Two competing hypotheses have been developed in the public economics literature to explain the growth of government spending. The first, termed the fiscal illusion hypothesis, holds that governments have incentives to induce a misperception in the population about the cost of government. By constructing complex systems of taxation that obscure the true cost of government services, governments can lead the taxpayer to demand a larger quantity of services. The other hypothesis, the fiscal stress hypothesis, holds that tax complexity diversifies revenues, leading to less revenue variability and, hence, lower costs. Taxpayers, then, demand more government services. The two hypotheses make very different assumptions about the incentives of governments in regard to an informed electorate. The fiscal illusion hypothesis suggests incentives to obscure information, while the fiscal stress hypothesis suggests incentives to reveal true costs.
Accounting and financial reporting can play a role in revealing fiscal information to taxpayers, directly or indirectly, through information intermediaries. If the fiscal illusion hypothesis describes the behavior of governments, we would expect that such governments would attempt to protect the information advantage that is conveyed by a complex tax structure by minimizing accounting disclosures. On the other hand, the fiscal illusion hypothesis suggests that a government with a complex tax structure has no reason to minimize disclosure, and may have incentives publicize lower service costs.
This study examines the association of tax complexity and financial disclosure. We find that there is more disclosure in cities with more complex tax systems, a result that supports the fiscal stress hypothesis.
The purpose of this paper is to analyse the evolution of “push” marketing in the confectionery industry in Britain during the 1930s. It examines the interplay between a…
The purpose of this paper is to analyse the evolution of “push” marketing in the confectionery industry in Britain during the 1930s. It examines the interplay between a manufacturer and advertising agency in creating advertising for cocoa and chocolate.
A survey of the literature examines the uses of health and well-being in the design of advertising in Britain between the wars. The records of Rowntree and its main advertising agency, J Walter Thompson, are used to examine the themes and tactics used in advertising for cocoa and Aero chocolate bars during the 1930s.
The paper emphasises the different ways in which health and nutrition was used in advertising for the two products. The campaigns of the 1930s built on earlier use of these themes. J Walter Thompson looked for ways of presenting commodities as “new and improved” and their role extended into pressing for changes to production methods and the nature of products.
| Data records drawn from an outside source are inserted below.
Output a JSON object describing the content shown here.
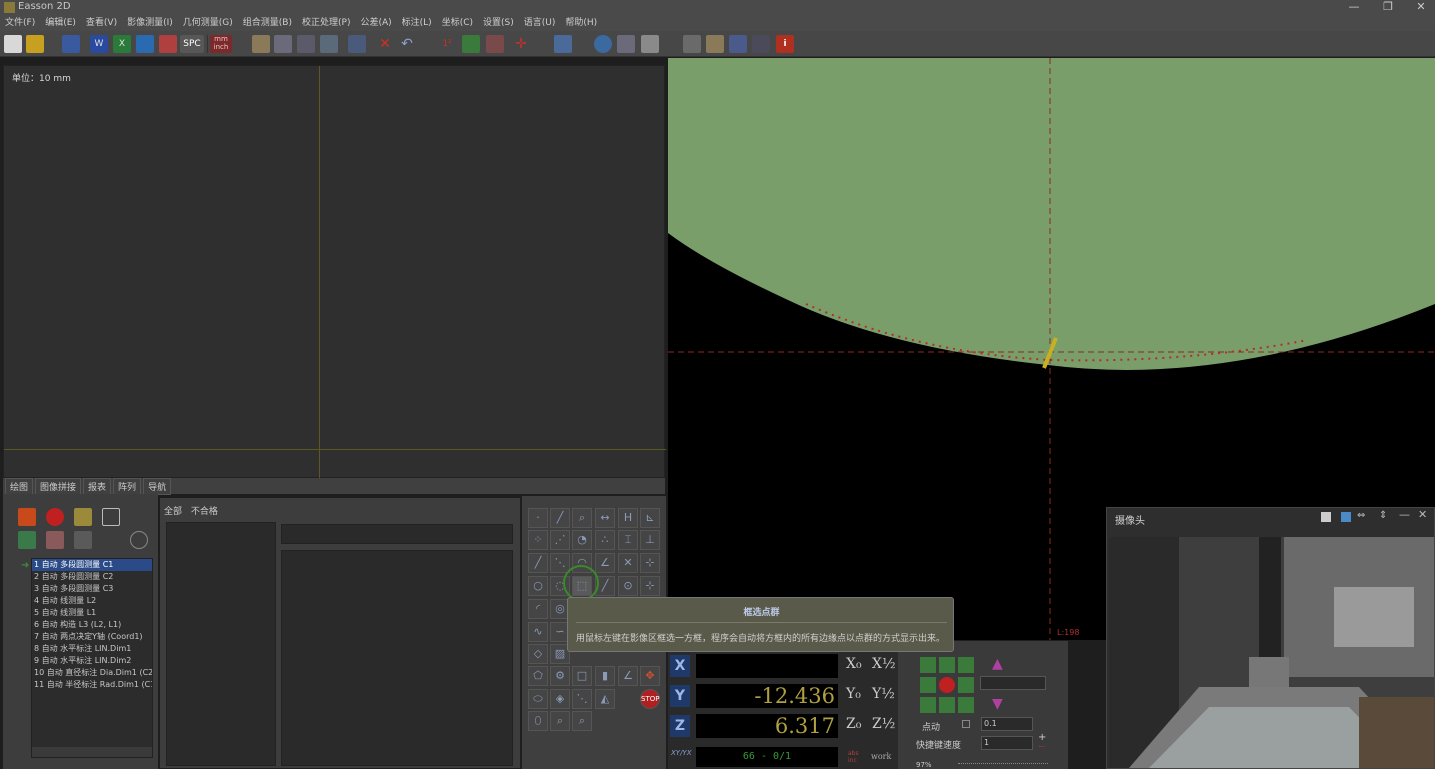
{
  "app": {
    "title": "Easson 2D"
  },
  "window_controls": [
    "—",
    "❐",
    "✕"
  ],
  "menu": [
    "文件(F)",
    "编辑(E)",
    "查看(V)",
    "影像测量(I)",
    "几何测量(G)",
    "组合测量(B)",
    "校正处理(P)",
    "公差(A)",
    "标注(L)",
    "坐标(C)",
    "设置(S)",
    "语言(U)",
    "帮助(H)"
  ],
  "toolbar": {
    "spc_label": "SPC",
    "mm_label": "mm",
    "inch_label": "inch"
  },
  "graph": {
    "unit_label": "单位：10 mm"
  },
  "bottom_tabs": [
    "绘图",
    "图像拼接",
    "报表",
    "阵列",
    "导航"
  ],
  "steps": [
    "1 自动 多段圆测量 C1",
    "2 自动 多段圆测量 C2",
    "3 自动 多段圆测量 C3",
    "4 自动 线测量 L2",
    "5 自动 线测量 L1",
    "6 自动 构造 L3 (L2, L1)",
    "7 自动 两点决定Y轴 (Coord1)",
    "8 自动 水平标注 LIN.Dim1",
    "9 自动 水平标注 LIN.Dim2",
    "10 自动 直径标注 Dia.Dim1 (C2",
    "11 自动 半径标注 Rad.Dim1 (C1"
  ],
  "filter": {
    "tab_all": "全部",
    "tab_fail": "不合格"
  },
  "tooltip": {
    "title": "框选点群",
    "body": "用鼠标左键在影像区框选一方框，程序会自动将方框内的所有边缘点以点群的方式显示出来。"
  },
  "camera_overlay": {
    "label": "L:198"
  },
  "dro": {
    "x_label": "X",
    "y_label": "Y",
    "z_label": "Z",
    "x_value": "",
    "y_value": "-12.436",
    "z_value": "6.317",
    "zero_x": "X₀",
    "zero_y": "Y₀",
    "zero_z": "Z₀",
    "half_x": "X½",
    "half_y": "Y½",
    "half_z": "Z½",
    "xy_label": "XY/YX",
    "status": "66 - 0/1",
    "abs_label": "abs inc",
    "work_label": "work"
  },
  "motion": {
    "jog_label": "点动",
    "jog_value": "0.1",
    "speed_label": "快捷键速度",
    "speed_value": "1",
    "plus": "+",
    "minus": "—",
    "percent": "97%"
  },
  "popup": {
    "title": "摄像头"
  },
  "colors": {
    "accent_blue": "#2a4a88",
    "camera_green": "#7a9e6a",
    "measure_red": "#c0302a",
    "cursor_yellow": "#c8b020"
  }
}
Themes of modernity, sexuality and lifestyles all featured, confirming conclusions of earlier studies. However, targeting of mothers and of different age and gender groups indicated that market segmentation was used extensively via print media and tailored advertising messages.
Although Cadbury, Rowntree and confectionery have been studied in depth before, this paper emphasises their role in applying new advertising ideas to everyday items. It points to the influence of advertising on the mass of consumers compared to the middle- and upper-income groups targeted in the marketing of houses, motor-cars and new consumer durables.